|View full size
President Macron and First Lady visit the Forbidden City, Jan. 9, 2018.
RT: So, one last question. What should we pay attention to from Emmanuel Macron’s trip to China? His visit is not over yet, and there are a lot of contracts at stake in the offing. What about the reinforcement of the economic partnership with Beijing?
Cheminade: Pay attention to the nuclear agreements, the digital and artificial intelligence domain, and cooperation in food and agriculture, in addition to the policy on aging and employment, China’s version of the Résidence pour Personnes Agées (RPA), which is an excellent institution for retirement homes, plus the fight to restore an environment which would favor progress and the improvement of life in urban centers.
So, there is all of that, but at the same time, there is Civilization. We have to understand that China, notably under the Song Dynasty of the North, a long time ago, had the largest capital city in the world, Kaifeng, with one million people. So, we have to understand all of that history. That history is part of this concept of Civilization. We have to understand, at the same time that we have also to, as Emmanuel Macron would say, go toward what Russia represents, between China and Europe. We already know what Leibniz did in the 17th Century.

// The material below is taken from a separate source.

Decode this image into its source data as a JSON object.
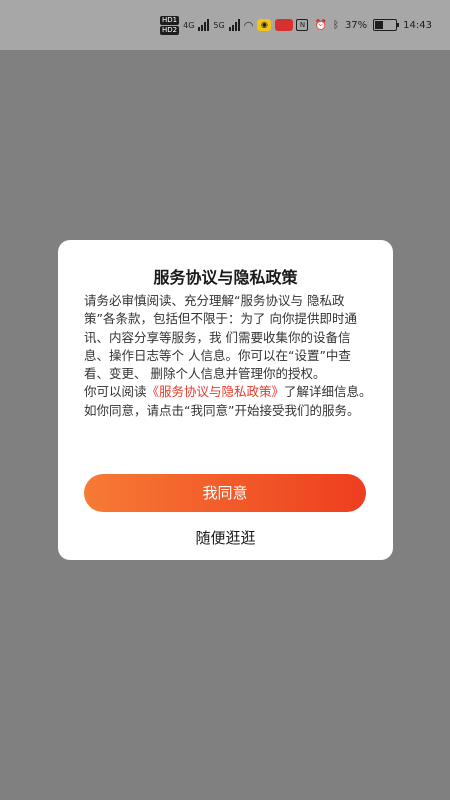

Today, all of this is being concretized by the fact that Emmanuel Macron will be the guest of honor at the Saint Petersburg Forum in May. Therefore, what we are looking at is a change of manifold, and I think that the Russian authorities, and particularly President Putin, are beginning to understand—which was not necessarily the case during the French elections—that there is in France a strong Gaullist presence, a patriotic orientation, which transcends parties.
I think that this is what transpired during Macron’s trip to China, there’s that. And I, like France, would hope to be a catalyst in the world, a very small thing which assures that a chemical reaction works; that is, peace in the world, development, or peace through development. What I wish to be is a catalytic means of a very small thing, which in France would reorient politics toward that process of change which Emmanuel Macron has opened in China, but in which he did not go far enough. Therefore, one more time: One cannot be at the same time a partner in this policy of multilateral cooperation on the one side, and serve the financial system of the City of London and of Wall Street on the other.
RT: Thank you very much, Jacques Cheminade, President of the Solidarité et Progrès Party, and former presidential candidate in the last French presidential elections. Thank you for this visit.
Cheminade: Thank you.